Sports betting entities aren't blocked by Wire Act

Jun 30, 2015 3:00 AM

With the passage of the entity wagering law, Nevada has made it legal for people to put money in a sports and/or race betting pool and see their betting dollars professionally managed, almost like a mutual fund.

In response to reader inquiries, this weeks’ column is focused on explaining how the new law is expected to work and answer a few particular questions.

The notion of people pooling money and betting a certain way is not new; it has been around a long time. But since one person holds the ticket it requires a great deal of trust by the rest of the group. It has also caused a headache or two with the tax man for the ticket holder and, of course, raised concerns about if the betting partner was breaking gaming regulations.

Over the advancement of time and the introduction of sophisticated analytic computer models, more educated and well funded groups started to express desires for the ability to use legal entities such as partnerships or corporations to make their studied wagers and not “just trust Joe to hold the ticket.” It would also make it easier for the group to have simpler and proper reporting on the net winnings to the authorities and have legal protections that companies enjoy.

On the regulatory side of things, past gaming laws and regulations were designed to recognize gaming licensees on one side of the wager and natural persons or other gaming licensees on the other side of the wager. The law and regulations never really anticipated a non-gaming licensed company making a bet on an event, so a bill was passed in the recent legislative session to permit such activity.

So how is entity wagering supposed to work?

In essence a business along with its bank accounts will need to be established in Nevada and the business and all of its participants will need to register with the Nevada Gaming Control Board. Once that is done they can set up an account with a willing sportsbook, declare who in the company can authorize wagers and cash outs, and start wagering.

The registration process will require all the people involved – owners, investors, lenders, employees, basically anyone putting money in, anyone involved in the business and anyone getting money out – to provide valid ID that proves they are over 21 and, of course, their taxpayer ID number.

The wagers will be managed and made by the company in Nevada, with such activity tracked and reported pretty much the same way a stock fund might work.

To be very clear, money invested in an entity for wagering purposes is to be managed wholly and independently by the company within the borders of Nevada free of direction or influence by parties outside of Nevada.

Regarding particular readers’ questions:

“Are people outside of Nevada allowed to invest money in the entity making race or sports wagers?”

Yes, as long as both the company and investing individuals meet the registration requirements they can invest.

“If non-Nevada residents can invest, does the Federal Wire Act have provisions covering the transfer of the money?”

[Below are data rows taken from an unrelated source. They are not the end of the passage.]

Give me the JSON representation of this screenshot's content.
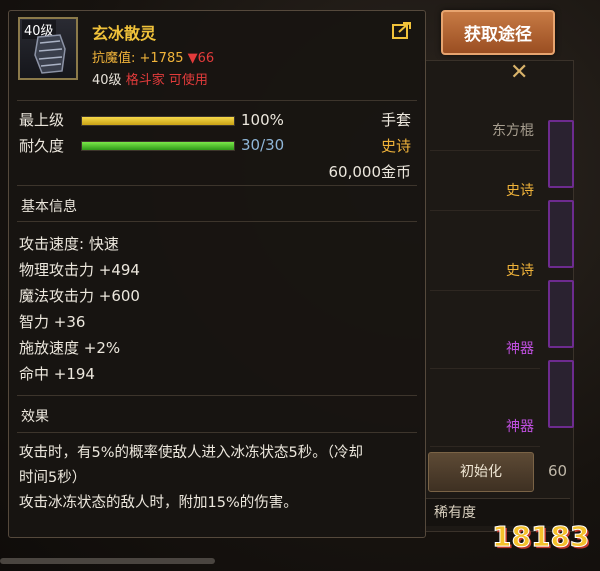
{
  "item": {
    "level_badge": "40级",
    "name": "玄冰散灵",
    "resist_label": "抗魔值: +1785",
    "resist_change": "▼66",
    "req_level": "40级",
    "req_class": "格斗家",
    "req_status": "可使用"
  },
  "stats": {
    "max_level_label": "最上级",
    "max_level_value": "100%",
    "max_level_fraction": 1.0,
    "durability_label": "耐久度",
    "durability_value": "30/30",
    "durability_fraction": 1.0,
    "slot": "手套",
    "rarity": "史诗",
    "price": "60,000金币"
  },
  "basic_info": {
    "title": "基本信息",
    "attributes": [
      "攻击速度: 快速",
      "物理攻击力 +494",
      "魔法攻击力 +600",
      "智力 +36",
      "施放速度 +2%",
      "命中 +194"
    ]
  },
  "effect": {
    "title": "效果",
    "lines": [
      "攻击时，有5%的概率使敌人进入冰冻状态5秒。（冷却",
      "时间5秒）",
      "攻击冰冻状态的敌人时，附加15%的伤害。"
    ]
  },
  "acquire_button": "获取途径",
  "background": {
    "rows": [
      "东方棍",
      "史诗",
      "史诗",
      "神器",
      "神器"
    ],
    "reset_button": "初始化",
    "rarity_filter": "稀有度",
    "number": "60"
  },
  "watermark": "18183",
  "colors": {
    "gold": "#f0c23a",
    "epic": "#f0b33a",
    "warn_red": "#e23b3b",
    "bar_yellow": "#e8c21f",
    "bar_green": "#4fcf2a",
    "durability_text": "#8fb6d8",
    "artifact_purple": "#c050e0"
  }
}
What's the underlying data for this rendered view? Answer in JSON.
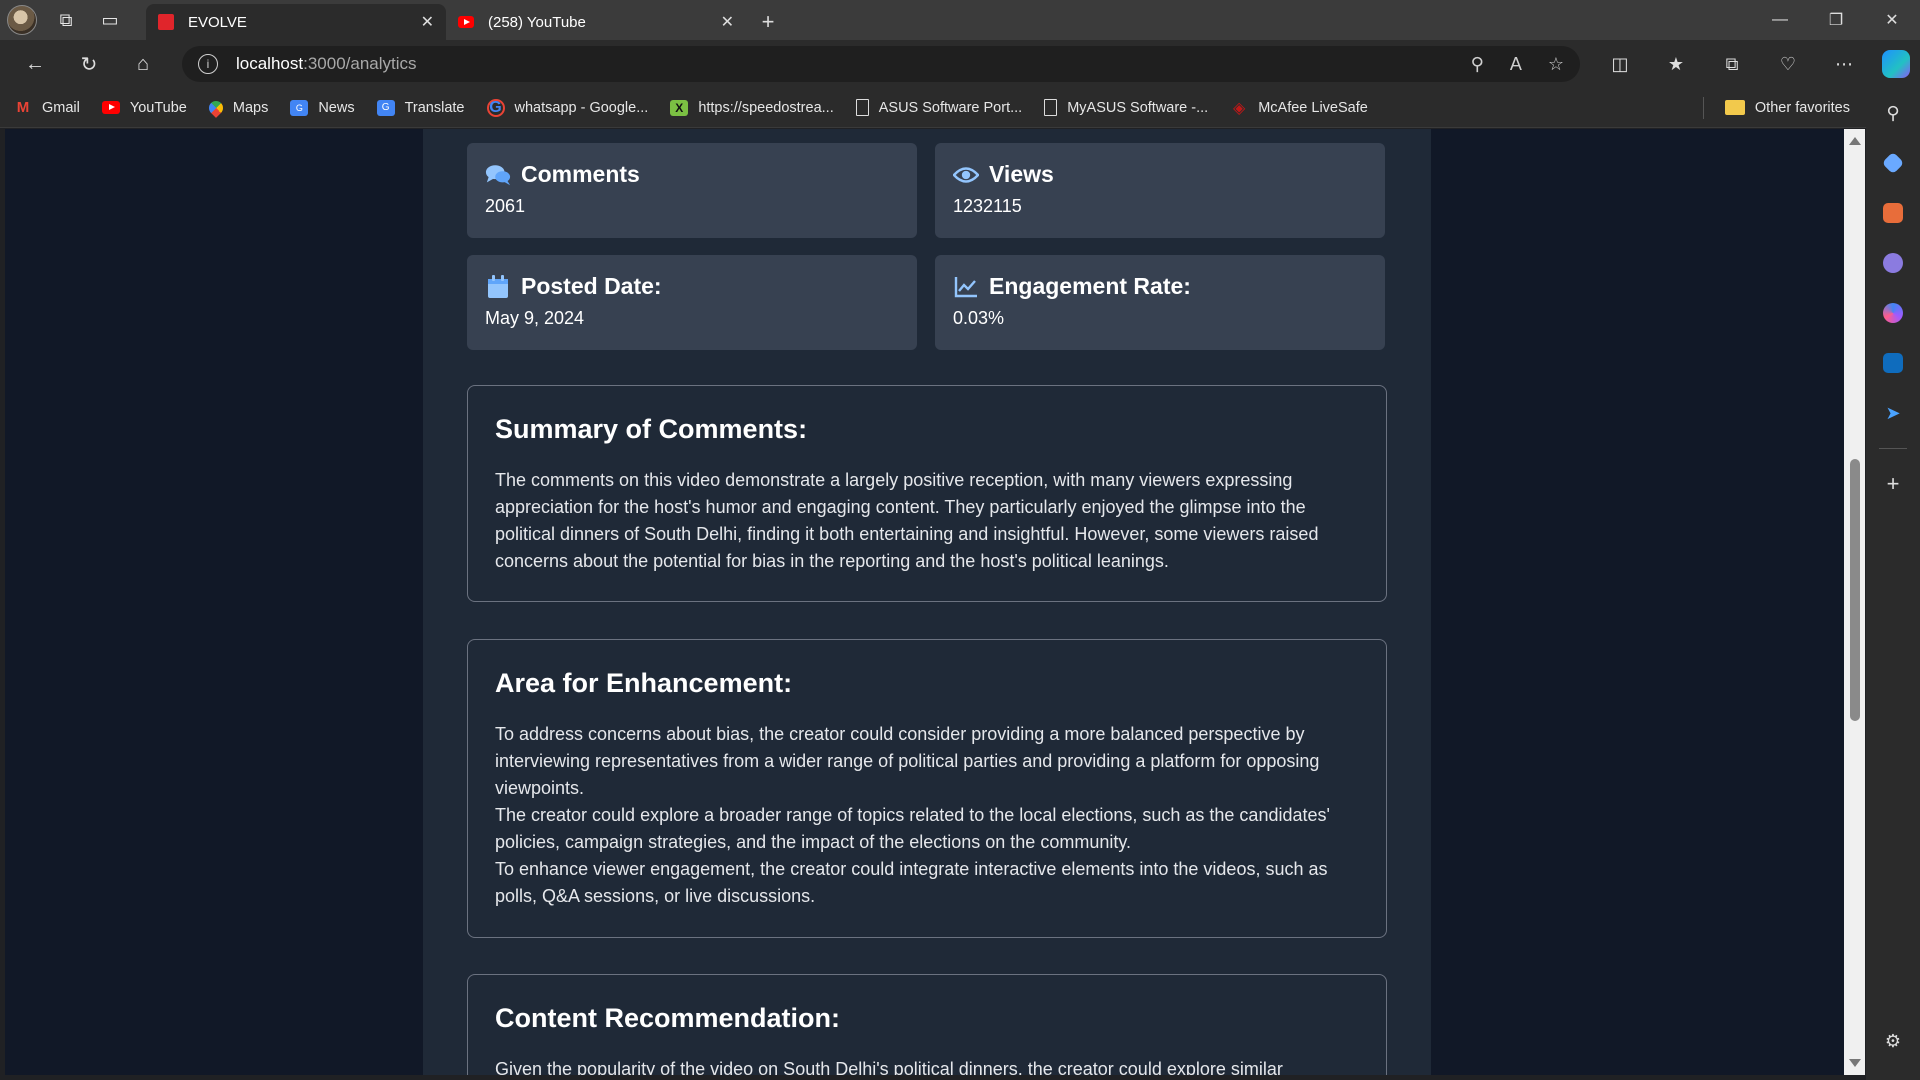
{
  "browser": {
    "tabs": [
      {
        "title": "EVOLVE",
        "active": true
      },
      {
        "title": "(258) YouTube",
        "active": false
      }
    ],
    "address": {
      "host": "localhost",
      "path": ":3000/analytics"
    },
    "bookmarks": [
      {
        "label": "Gmail",
        "icon": "gmail-icon"
      },
      {
        "label": "YouTube",
        "icon": "youtube-icon"
      },
      {
        "label": "Maps",
        "icon": "maps-icon"
      },
      {
        "label": "News",
        "icon": "news-icon"
      },
      {
        "label": "Translate",
        "icon": "translate-icon"
      },
      {
        "label": "whatsapp - Google...",
        "icon": "google-icon"
      },
      {
        "label": "https://speedostrea...",
        "icon": "x-icon"
      },
      {
        "label": "ASUS Software Port...",
        "icon": "document-icon"
      },
      {
        "label": "MyASUS Software -...",
        "icon": "document-icon"
      },
      {
        "label": "McAfee LiveSafe",
        "icon": "mcafee-icon"
      }
    ],
    "other_favorites": "Other favorites"
  },
  "stats": {
    "comments": {
      "label": "Comments",
      "value": "2061"
    },
    "views": {
      "label": "Views",
      "value": "1232115"
    },
    "posted": {
      "label": "Posted Date:",
      "value": "May 9, 2024"
    },
    "engagement": {
      "label": "Engagement Rate:",
      "value": "0.03%"
    }
  },
  "summary": {
    "title": "Summary of Comments:",
    "text": "The comments on this video demonstrate a largely positive reception, with many viewers expressing appreciation for the host's humor and engaging content. They particularly enjoyed the glimpse into the political dinners of South Delhi, finding it both entertaining and insightful. However, some viewers raised concerns about the potential for bias in the reporting and the host's political leanings."
  },
  "enhancement": {
    "title": "Area for Enhancement:",
    "points": [
      "To address concerns about bias, the creator could consider providing a more balanced perspective by interviewing representatives from a wider range of political parties and providing a platform for opposing viewpoints.",
      "The creator could explore a broader range of topics related to the local elections, such as the candidates' policies, campaign strategies, and the impact of the elections on the community.",
      "To enhance viewer engagement, the creator could integrate interactive elements into the videos, such as polls, Q&A sessions, or live discussions."
    ]
  },
  "recommendation": {
    "title": "Content Recommendation:",
    "text": "Given the popularity of the video on South Delhi's political dinners, the creator could explore similar"
  },
  "colors": {
    "page_bg": "#111827",
    "content_bg": "#1f2937",
    "card_bg": "#374151",
    "icon_accent": "#93c5fd"
  }
}
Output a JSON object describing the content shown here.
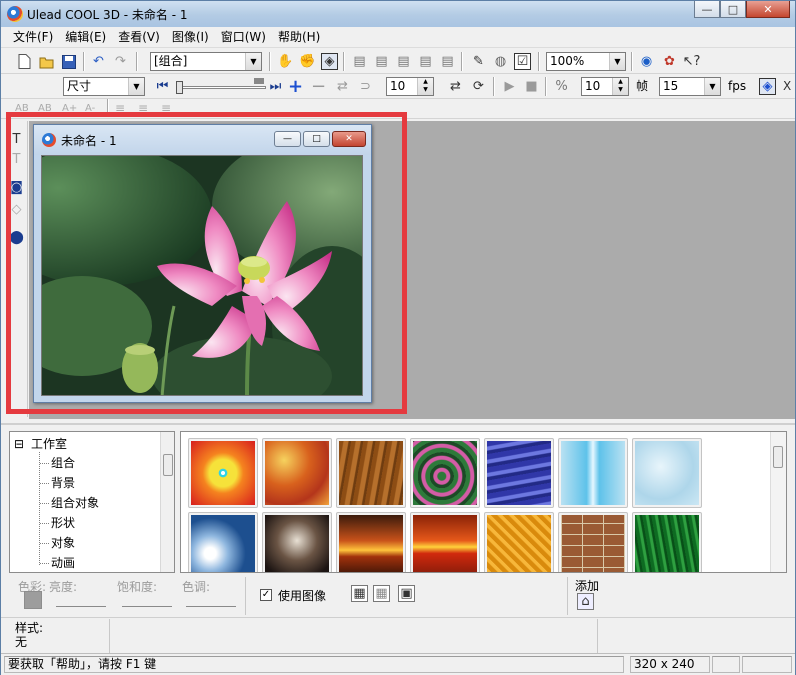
{
  "window": {
    "title": "Ulead COOL 3D - 未命名 - 1",
    "buttons": {
      "minimize": "—",
      "maximize": "□",
      "close": "✕"
    }
  },
  "menu": [
    "文件(F)",
    "编辑(E)",
    "查看(V)",
    "图像(I)",
    "窗口(W)",
    "帮助(H)"
  ],
  "toolbar1": {
    "object_combo": "[组合]",
    "zoom_combo": "100%"
  },
  "toolbar2": {
    "size_combo": "尺寸",
    "step_value": "10",
    "frame_value": "10",
    "frame_label": "帧",
    "fps_value": "15",
    "fps_label": "fps"
  },
  "toolbar3": {
    "text_tools": [
      "AB",
      "AB",
      "A+",
      "A-"
    ]
  },
  "document": {
    "title": "未命名 - 1",
    "buttons": {
      "minimize": "—",
      "maximize": "□",
      "close": "✕"
    },
    "image_subject": "pink lotus flower with seed pods on green leaves"
  },
  "tree": {
    "root": "工作室",
    "items": [
      "组合",
      "背景",
      "组合对象",
      "形状",
      "对象",
      "动画"
    ]
  },
  "thumbnails": [
    "rainbow sunburst",
    "orange marble",
    "brown wood grain",
    "green-pink swirl",
    "blue water ripples",
    "blue waterfall",
    "light blue ice",
    "blue sky clouds",
    "dusk clouds",
    "orange sunset",
    "red sea sunset",
    "golden weave",
    "brick wall",
    "green grass"
  ],
  "controls": {
    "color_label": "色彩:",
    "brightness_label": "亮度:",
    "saturation_label": "饱和度:",
    "hue_label": "色调:",
    "use_image_label": "使用图像",
    "use_image_checked": true,
    "add_label": "添加",
    "style_label": "样式:",
    "style_value": "无"
  },
  "statusbar": {
    "help_text": "要获取「帮助」，请按 F1 键",
    "dimensions": "320 x 240"
  },
  "colors": {
    "highlight_box": "#e53a3f",
    "workspace": "#ababab"
  }
}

Transferring money for legal purposes, such as investing or lending money to a company for its purposes and mission, even if it is gaming, is not illegal. What would be illegal is if Jimmy in New York wired money to the company from New York with instructions to bet it a certain way on a game or a race. The decision on any wager would have to be made by the appropriate company people present in Nevada.

Until the regulators get comfortable with entity wagering the governing regulations will likely be a work in progress so anything can change in terms of what is permitted and not permitted.

This said, I would expect initially the types of groups getting involved in entity wagering will be the ones that use computer models to search out statistical percentage advantages or that use a combination of futures wagers and game-to-game wagers to exploit wager arbitrage opportunities. I also expect some of the larger betting line touts will step up and try their hand; after all, if their picks are good enough to sell they should be good enough to back an entity wagering business.

Gaming education is part of this columns’ mission, so questions are always welcome.

The Analyst is an experienced gaming industry executive who offers insight each week on events and issues affecting the industry. Contact The Analyst at [email protected].